WHAT YOU ARE ASKED TO DO. Line by line, retype the whole listing exactly.

DATASET EXCERPTS.
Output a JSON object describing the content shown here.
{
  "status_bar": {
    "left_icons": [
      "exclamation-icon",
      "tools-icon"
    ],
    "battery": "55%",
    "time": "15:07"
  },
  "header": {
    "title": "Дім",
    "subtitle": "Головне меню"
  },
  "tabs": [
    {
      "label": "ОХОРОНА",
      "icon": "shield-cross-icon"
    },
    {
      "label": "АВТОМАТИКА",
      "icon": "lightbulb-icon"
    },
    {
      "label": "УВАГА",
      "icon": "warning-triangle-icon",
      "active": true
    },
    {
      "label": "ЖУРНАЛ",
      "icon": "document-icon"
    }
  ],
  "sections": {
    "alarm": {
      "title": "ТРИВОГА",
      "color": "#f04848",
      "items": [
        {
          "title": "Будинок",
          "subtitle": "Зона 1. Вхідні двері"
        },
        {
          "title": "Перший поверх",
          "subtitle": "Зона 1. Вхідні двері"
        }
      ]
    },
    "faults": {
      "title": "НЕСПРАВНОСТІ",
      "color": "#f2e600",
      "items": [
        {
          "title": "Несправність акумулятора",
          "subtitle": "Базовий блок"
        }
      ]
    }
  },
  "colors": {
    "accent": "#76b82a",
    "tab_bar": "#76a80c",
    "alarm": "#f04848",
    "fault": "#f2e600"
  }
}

SOLVED PROBLEM.
Output a JSON object describing the content shown here.
{
  "status_bar": {
    "left_icons": [
      "exclamation-icon",
      "tools-icon"
    ],
    "battery": "55%",
    "time": "15:07"
  },
  "header": {
    "title": "Дім",
    "subtitle": "Головне меню"
  },
  "tabs": [
    {
      "label": "ОХОРОНА",
      "icon": "shield-cross-icon"
    },
    {
      "label": "АВТОМАТИКА",
      "icon": "lightbulb-icon"
    },
    {
      "label": "УВАГА",
      "icon": "warning-triangle-icon",
      "active": true
    },
    {
      "label": "ЖУРНАЛ",
      "icon": "document-icon"
    }
  ],
  "sections": {
    "alarm": {
      "title": "ТРИВОГА",
      "color": "#f04848",
      "items": [
        {
          "title": "Будинок",
          "subtitle": "Зона 1. Вхідні двері"
        },
        {
          "title": "Перший поверх",
          "subtitle": "Зона 1. Вхідні двері"
        }
      ]
    },
    "faults": {
      "title": "НЕСПРАВНОСТІ",
      "color": "#f2e600",
      "items": [
        {
          "title": "Несправність акумулятора",
          "subtitle": "Базовий блок"
        }
      ]
    }
  },
  "colors": {
    "accent": "#76b82a",
    "tab_bar": "#76a80c",
    "alarm": "#f04848",
    "fault": "#f2e600"
  }
}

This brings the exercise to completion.